__Activity__. Your response should consist of every entry, unchanged.
====== Data for review ======
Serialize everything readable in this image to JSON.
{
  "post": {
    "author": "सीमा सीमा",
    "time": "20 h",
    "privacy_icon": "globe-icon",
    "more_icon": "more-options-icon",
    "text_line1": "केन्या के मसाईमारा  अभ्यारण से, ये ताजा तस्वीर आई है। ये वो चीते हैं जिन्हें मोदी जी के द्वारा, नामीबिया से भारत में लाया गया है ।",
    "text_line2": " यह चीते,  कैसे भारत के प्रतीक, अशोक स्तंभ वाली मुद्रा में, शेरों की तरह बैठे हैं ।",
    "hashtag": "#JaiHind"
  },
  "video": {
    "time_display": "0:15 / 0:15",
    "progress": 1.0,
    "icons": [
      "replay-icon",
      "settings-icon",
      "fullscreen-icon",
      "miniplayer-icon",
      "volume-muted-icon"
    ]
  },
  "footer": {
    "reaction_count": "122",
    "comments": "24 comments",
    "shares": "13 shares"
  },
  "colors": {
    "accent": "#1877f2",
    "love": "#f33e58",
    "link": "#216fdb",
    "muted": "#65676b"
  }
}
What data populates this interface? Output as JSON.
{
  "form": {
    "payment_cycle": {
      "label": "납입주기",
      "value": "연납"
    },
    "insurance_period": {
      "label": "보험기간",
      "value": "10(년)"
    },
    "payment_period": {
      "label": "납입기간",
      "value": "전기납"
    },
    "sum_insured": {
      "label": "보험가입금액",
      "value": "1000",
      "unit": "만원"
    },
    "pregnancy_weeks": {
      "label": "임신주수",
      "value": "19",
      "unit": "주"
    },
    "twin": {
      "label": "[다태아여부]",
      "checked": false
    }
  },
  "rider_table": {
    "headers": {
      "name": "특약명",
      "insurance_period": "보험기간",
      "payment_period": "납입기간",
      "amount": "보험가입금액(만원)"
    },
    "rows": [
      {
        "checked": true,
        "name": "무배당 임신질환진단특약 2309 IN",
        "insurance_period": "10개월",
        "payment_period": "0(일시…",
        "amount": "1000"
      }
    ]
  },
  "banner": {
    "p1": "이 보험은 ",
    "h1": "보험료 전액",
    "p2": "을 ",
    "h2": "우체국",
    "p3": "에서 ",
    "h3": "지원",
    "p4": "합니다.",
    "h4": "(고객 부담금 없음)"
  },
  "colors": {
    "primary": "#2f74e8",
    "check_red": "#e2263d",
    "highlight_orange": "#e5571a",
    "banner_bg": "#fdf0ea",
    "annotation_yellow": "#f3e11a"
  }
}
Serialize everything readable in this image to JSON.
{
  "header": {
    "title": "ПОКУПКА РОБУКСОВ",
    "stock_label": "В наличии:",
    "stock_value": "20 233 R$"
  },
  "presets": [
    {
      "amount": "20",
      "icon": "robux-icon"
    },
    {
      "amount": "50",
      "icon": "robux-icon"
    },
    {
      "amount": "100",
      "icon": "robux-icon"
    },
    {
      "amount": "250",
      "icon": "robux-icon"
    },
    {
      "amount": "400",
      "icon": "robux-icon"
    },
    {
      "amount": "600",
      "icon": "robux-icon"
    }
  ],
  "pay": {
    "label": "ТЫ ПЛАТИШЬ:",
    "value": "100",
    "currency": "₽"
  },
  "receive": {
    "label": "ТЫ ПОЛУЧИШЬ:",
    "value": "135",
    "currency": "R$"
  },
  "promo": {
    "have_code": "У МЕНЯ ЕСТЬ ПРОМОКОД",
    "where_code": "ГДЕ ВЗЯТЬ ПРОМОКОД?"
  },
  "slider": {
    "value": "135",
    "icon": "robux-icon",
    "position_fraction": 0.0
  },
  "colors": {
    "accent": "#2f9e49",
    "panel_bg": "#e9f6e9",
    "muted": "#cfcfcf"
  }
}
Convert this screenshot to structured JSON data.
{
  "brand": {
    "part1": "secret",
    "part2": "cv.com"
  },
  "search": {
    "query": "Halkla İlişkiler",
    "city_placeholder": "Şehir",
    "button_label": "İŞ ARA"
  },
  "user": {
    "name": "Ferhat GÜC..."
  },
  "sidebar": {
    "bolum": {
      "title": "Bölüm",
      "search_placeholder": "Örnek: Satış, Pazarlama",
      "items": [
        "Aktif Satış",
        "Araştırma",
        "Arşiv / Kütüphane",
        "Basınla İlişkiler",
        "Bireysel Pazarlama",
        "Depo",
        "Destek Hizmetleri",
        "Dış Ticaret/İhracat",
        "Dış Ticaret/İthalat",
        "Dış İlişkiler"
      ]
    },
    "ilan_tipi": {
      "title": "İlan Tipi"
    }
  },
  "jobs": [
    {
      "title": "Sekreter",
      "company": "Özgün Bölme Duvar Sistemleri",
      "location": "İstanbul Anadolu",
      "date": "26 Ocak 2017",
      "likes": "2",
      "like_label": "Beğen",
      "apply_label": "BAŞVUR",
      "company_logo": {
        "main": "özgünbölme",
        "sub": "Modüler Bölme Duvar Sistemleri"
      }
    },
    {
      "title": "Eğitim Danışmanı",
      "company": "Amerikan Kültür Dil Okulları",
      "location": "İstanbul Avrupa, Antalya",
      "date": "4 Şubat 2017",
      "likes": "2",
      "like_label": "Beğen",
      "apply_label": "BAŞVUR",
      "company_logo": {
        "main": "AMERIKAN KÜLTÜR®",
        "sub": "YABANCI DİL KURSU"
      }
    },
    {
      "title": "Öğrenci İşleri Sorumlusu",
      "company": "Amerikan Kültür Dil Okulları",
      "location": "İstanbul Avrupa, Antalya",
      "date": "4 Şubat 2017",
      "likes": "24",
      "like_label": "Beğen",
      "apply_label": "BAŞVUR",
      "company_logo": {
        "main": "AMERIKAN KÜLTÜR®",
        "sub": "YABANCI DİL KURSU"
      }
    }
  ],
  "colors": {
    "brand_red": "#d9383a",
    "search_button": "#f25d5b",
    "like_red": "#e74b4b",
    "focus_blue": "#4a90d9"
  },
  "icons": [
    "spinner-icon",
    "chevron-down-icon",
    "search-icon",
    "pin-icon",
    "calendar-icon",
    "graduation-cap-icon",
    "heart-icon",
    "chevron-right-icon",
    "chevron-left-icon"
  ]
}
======
__Task answer__.
Serialize everything readable in this image to JSON.
{
  "post": {
    "author": "सीमा सीमा",
    "time": "20 h",
    "privacy_icon": "globe-icon",
    "more_icon": "more-options-icon",
    "text_line1": "केन्या के मसाईमारा  अभ्यारण से, ये ताजा तस्वीर आई है। ये वो चीते हैं जिन्हें मोदी जी के द्वारा, नामीबिया से भारत में लाया गया है ।",
    "text_line2": " यह चीते,  कैसे भारत के प्रतीक, अशोक स्तंभ वाली मुद्रा में, शेरों की तरह बैठे हैं ।",
    "hashtag": "#JaiHind"
  },
  "video": {
    "time_display": "0:15 / 0:15",
    "progress": 1.0,
    "icons": [
      "replay-icon",
      "settings-icon",
      "fullscreen-icon",
      "miniplayer-icon",
      "volume-muted-icon"
    ]
  },
  "footer": {
    "reaction_count": "122",
    "comments": "24 comments",
    "shares": "13 shares"
  },
  "colors": {
    "accent": "#1877f2",
    "love": "#f33e58",
    "link": "#216fdb",
    "muted": "#65676b"
  }
}
What data populates this interface? Output as JSON.
{
  "form": {
    "payment_cycle": {
      "label": "납입주기",
      "value": "연납"
    },
    "insurance_period": {
      "label": "보험기간",
      "value": "10(년)"
    },
    "payment_period": {
      "label": "납입기간",
      "value": "전기납"
    },
    "sum_insured": {
      "label": "보험가입금액",
      "value": "1000",
      "unit": "만원"
    },
    "pregnancy_weeks": {
      "label": "임신주수",
      "value": "19",
      "unit": "주"
    },
    "twin": {
      "label": "[다태아여부]",
      "checked": false
    }
  },
  "rider_table": {
    "headers": {
      "name": "특약명",
      "insurance_period": "보험기간",
      "payment_period": "납입기간",
      "amount": "보험가입금액(만원)"
    },
    "rows": [
      {
        "checked": true,
        "name": "무배당 임신질환진단특약 2309 IN",
        "insurance_period": "10개월",
        "payment_period": "0(일시…",
        "amount": "1000"
      }
    ]
  },
  "banner": {
    "p1": "이 보험은 ",
    "h1": "보험료 전액",
    "p2": "을 ",
    "h2": "우체국",
    "p3": "에서 ",
    "h3": "지원",
    "p4": "합니다.",
    "h4": "(고객 부담금 없음)"
  },
  "colors": {
    "primary": "#2f74e8",
    "check_red": "#e2263d",
    "highlight_orange": "#e5571a",
    "banner_bg": "#fdf0ea",
    "annotation_yellow": "#f3e11a"
  }
}
Serialize everything readable in this image to JSON.
{
  "header": {
    "title": "ПОКУПКА РОБУКСОВ",
    "stock_label": "В наличии:",
    "stock_value": "20 233 R$"
  },
  "presets": [
    {
      "amount": "20",
      "icon": "robux-icon"
    },
    {
      "amount": "50",
      "icon": "robux-icon"
    },
    {
      "amount": "100",
      "icon": "robux-icon"
    },
    {
      "amount": "250",
      "icon": "robux-icon"
    },
    {
      "amount": "400",
      "icon": "robux-icon"
    },
    {
      "amount": "600",
      "icon": "robux-icon"
    }
  ],
  "pay": {
    "label": "ТЫ ПЛАТИШЬ:",
    "value": "100",
    "currency": "₽"
  },
  "receive": {
    "label": "ТЫ ПОЛУЧИШЬ:",
    "value": "135",
    "currency": "R$"
  },
  "promo": {
    "have_code": "У МЕНЯ ЕСТЬ ПРОМОКОД",
    "where_code": "ГДЕ ВЗЯТЬ ПРОМОКОД?"
  },
  "slider": {
    "value": "135",
    "icon": "robux-icon",
    "position_fraction": 0.0
  },
  "colors": {
    "accent": "#2f9e49",
    "panel_bg": "#e9f6e9",
    "muted": "#cfcfcf"
  }
}
Convert this screenshot to structured JSON data.
{
  "brand": {
    "part1": "secret",
    "part2": "cv.com"
  },
  "search": {
    "query": "Halkla İlişkiler",
    "city_placeholder": "Şehir",
    "button_label": "İŞ ARA"
  },
  "user": {
    "name": "Ferhat GÜC..."
  },
  "sidebar": {
    "bolum": {
      "title": "Bölüm",
      "search_placeholder": "Örnek: Satış, Pazarlama",
      "items": [
        "Aktif Satış",
        "Araştırma",
        "Arşiv / Kütüphane",
        "Basınla İlişkiler",
        "Bireysel Pazarlama",
        "Depo",
        "Destek Hizmetleri",
        "Dış Ticaret/İhracat",
        "Dış Ticaret/İthalat",
        "Dış İlişkiler"
      ]
    },
    "ilan_tipi": {
      "title": "İlan Tipi"
    }
  },
  "jobs": [
    {
      "title": "Sekreter",
      "company": "Özgün Bölme Duvar Sistemleri",
      "location": "İstanbul Anadolu",
      "date": "26 Ocak 2017",
      "likes": "2",
      "like_label": "Beğen",
      "apply_label": "BAŞVUR",
      "company_logo": {
        "main": "özgünbölme",
        "sub": "Modüler Bölme Duvar Sistemleri"
      }
    },
    {
      "title": "Eğitim Danışmanı",
      "company": "Amerikan Kültür Dil Okulları",
      "location": "İstanbul Avrupa, Antalya",
      "date": "4 Şubat 2017",
      "likes": "2",
      "like_label": "Beğen",
      "apply_label": "BAŞVUR",
      "company_logo": {
        "main": "AMERIKAN KÜLTÜR®",
        "sub": "YABANCI DİL KURSU"
      }
    },
    {
      "title": "Öğrenci İşleri Sorumlusu",
      "company": "Amerikan Kültür Dil Okulları",
      "location": "İstanbul Avrupa, Antalya",
      "date": "4 Şubat 2017",
      "likes": "24",
      "like_label": "Beğen",
      "apply_label": "BAŞVUR",
      "company_logo": {
        "main": "AMERIKAN KÜLTÜR®",
        "sub": "YABANCI DİL KURSU"
      }
    }
  ],
  "colors": {
    "brand_red": "#d9383a",
    "search_button": "#f25d5b",
    "like_red": "#e74b4b",
    "focus_blue": "#4a90d9"
  },
  "icons": [
    "spinner-icon",
    "chevron-down-icon",
    "search-icon",
    "pin-icon",
    "calendar-icon",
    "graduation-cap-icon",
    "heart-icon",
    "chevron-right-icon",
    "chevron-left-icon"
  ]
}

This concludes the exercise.